What to do. Please return all of the entries below exactly as they are written.

──────

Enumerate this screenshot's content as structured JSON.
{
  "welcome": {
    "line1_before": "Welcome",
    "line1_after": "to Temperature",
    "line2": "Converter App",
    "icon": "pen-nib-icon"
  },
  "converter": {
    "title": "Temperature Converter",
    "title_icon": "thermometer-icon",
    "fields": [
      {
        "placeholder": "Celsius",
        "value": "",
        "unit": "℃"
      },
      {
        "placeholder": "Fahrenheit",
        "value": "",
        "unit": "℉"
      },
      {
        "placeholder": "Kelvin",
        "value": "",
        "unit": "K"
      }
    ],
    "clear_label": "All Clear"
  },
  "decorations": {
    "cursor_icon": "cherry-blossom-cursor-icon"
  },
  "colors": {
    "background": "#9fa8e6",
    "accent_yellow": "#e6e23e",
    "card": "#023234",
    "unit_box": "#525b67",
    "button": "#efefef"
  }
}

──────

Worked solution.
Enumerate this screenshot's content as structured JSON.
{
  "welcome": {
    "line1_before": "Welcome",
    "line1_after": "to Temperature",
    "line2": "Converter App",
    "icon": "pen-nib-icon"
  },
  "converter": {
    "title": "Temperature Converter",
    "title_icon": "thermometer-icon",
    "fields": [
      {
        "placeholder": "Celsius",
        "value": "",
        "unit": "℃"
      },
      {
        "placeholder": "Fahrenheit",
        "value": "",
        "unit": "℉"
      },
      {
        "placeholder": "Kelvin",
        "value": "",
        "unit": "K"
      }
    ],
    "clear_label": "All Clear"
  },
  "decorations": {
    "cursor_icon": "cherry-blossom-cursor-icon"
  },
  "colors": {
    "background": "#9fa8e6",
    "accent_yellow": "#e6e23e",
    "card": "#023234",
    "unit_box": "#525b67",
    "button": "#efefef"
  }
}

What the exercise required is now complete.